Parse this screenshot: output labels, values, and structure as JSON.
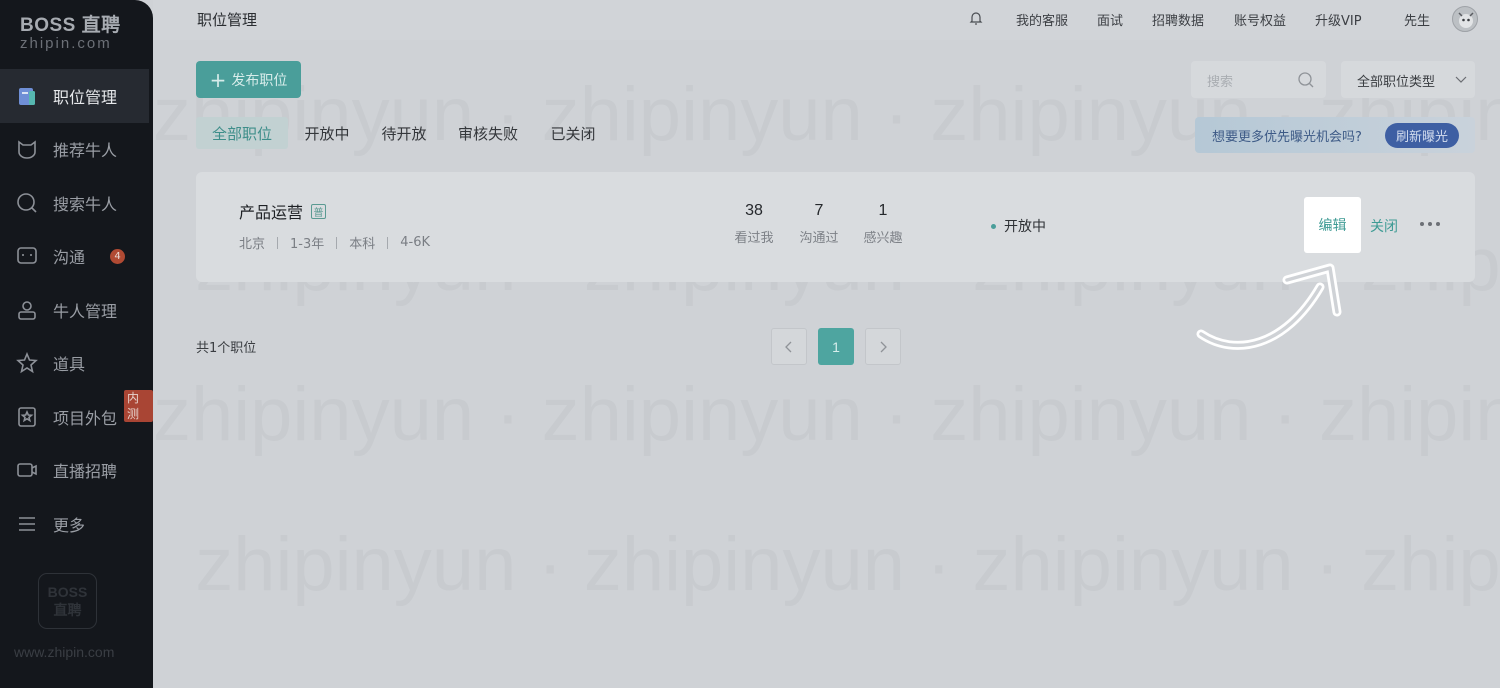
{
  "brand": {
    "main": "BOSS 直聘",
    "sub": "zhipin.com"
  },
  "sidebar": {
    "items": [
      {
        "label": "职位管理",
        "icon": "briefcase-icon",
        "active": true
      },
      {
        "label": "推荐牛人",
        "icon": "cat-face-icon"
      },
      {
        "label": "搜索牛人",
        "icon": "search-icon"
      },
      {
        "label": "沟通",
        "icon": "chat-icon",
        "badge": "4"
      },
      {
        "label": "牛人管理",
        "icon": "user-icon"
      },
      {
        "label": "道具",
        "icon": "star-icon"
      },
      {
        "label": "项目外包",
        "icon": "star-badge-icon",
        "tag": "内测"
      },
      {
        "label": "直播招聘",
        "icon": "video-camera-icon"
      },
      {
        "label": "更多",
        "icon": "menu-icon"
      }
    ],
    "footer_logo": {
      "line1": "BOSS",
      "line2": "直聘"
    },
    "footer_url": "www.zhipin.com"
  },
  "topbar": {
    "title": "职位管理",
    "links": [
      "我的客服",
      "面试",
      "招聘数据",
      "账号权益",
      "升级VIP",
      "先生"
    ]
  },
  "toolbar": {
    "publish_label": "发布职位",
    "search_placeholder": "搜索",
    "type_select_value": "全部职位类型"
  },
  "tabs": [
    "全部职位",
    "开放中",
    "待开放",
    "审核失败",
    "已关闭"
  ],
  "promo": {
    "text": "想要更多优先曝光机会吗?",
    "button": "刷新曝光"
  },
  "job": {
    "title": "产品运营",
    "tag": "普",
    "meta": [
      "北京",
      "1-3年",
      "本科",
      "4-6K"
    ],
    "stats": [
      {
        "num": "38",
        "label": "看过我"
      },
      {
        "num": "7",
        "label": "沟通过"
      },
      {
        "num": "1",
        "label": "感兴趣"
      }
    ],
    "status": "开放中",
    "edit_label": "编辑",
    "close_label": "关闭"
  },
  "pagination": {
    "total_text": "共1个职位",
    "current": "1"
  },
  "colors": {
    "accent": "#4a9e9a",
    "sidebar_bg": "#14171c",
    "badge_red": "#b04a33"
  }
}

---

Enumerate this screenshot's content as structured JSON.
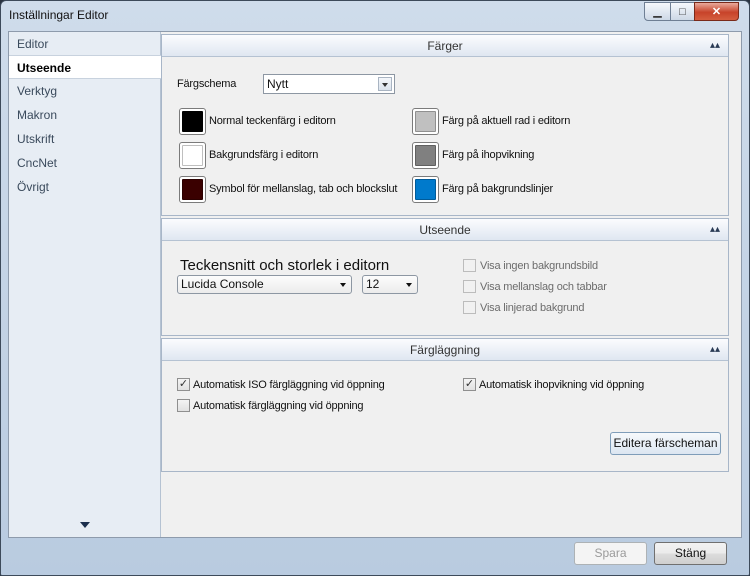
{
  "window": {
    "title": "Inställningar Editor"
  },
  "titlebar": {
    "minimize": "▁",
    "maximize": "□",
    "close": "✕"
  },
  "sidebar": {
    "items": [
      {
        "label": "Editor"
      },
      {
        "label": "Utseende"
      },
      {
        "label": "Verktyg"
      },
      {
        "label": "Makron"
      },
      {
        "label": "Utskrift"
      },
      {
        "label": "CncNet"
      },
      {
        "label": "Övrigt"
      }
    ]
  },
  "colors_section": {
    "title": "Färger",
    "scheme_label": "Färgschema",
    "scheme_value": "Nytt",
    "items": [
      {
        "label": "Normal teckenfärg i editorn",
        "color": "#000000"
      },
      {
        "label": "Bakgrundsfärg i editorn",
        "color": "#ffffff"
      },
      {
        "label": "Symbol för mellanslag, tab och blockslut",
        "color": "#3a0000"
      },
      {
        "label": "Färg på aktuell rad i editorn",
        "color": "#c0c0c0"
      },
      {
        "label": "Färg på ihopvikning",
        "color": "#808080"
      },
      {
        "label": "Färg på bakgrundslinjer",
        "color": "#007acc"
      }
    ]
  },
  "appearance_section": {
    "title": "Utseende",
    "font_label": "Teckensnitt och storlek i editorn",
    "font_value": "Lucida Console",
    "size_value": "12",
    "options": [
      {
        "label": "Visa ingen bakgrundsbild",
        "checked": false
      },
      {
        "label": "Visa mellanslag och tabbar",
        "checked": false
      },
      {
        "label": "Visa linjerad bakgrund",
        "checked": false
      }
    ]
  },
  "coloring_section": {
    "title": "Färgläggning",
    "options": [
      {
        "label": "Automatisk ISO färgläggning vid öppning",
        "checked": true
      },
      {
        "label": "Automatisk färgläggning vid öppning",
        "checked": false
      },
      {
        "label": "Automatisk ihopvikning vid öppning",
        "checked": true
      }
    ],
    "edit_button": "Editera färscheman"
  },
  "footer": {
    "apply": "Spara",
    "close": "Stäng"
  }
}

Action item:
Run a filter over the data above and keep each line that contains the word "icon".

Answer to this exercise:
        "icon": "briefcase-icon",
        "icon": "cat-face-icon"
        "icon": "search-icon"
        "icon": "chat-icon",
        "icon": "user-icon"
        "icon": "star-icon"
        "icon": "star-badge-icon",
        "icon": "video-camera-icon"
        "icon": "menu-icon"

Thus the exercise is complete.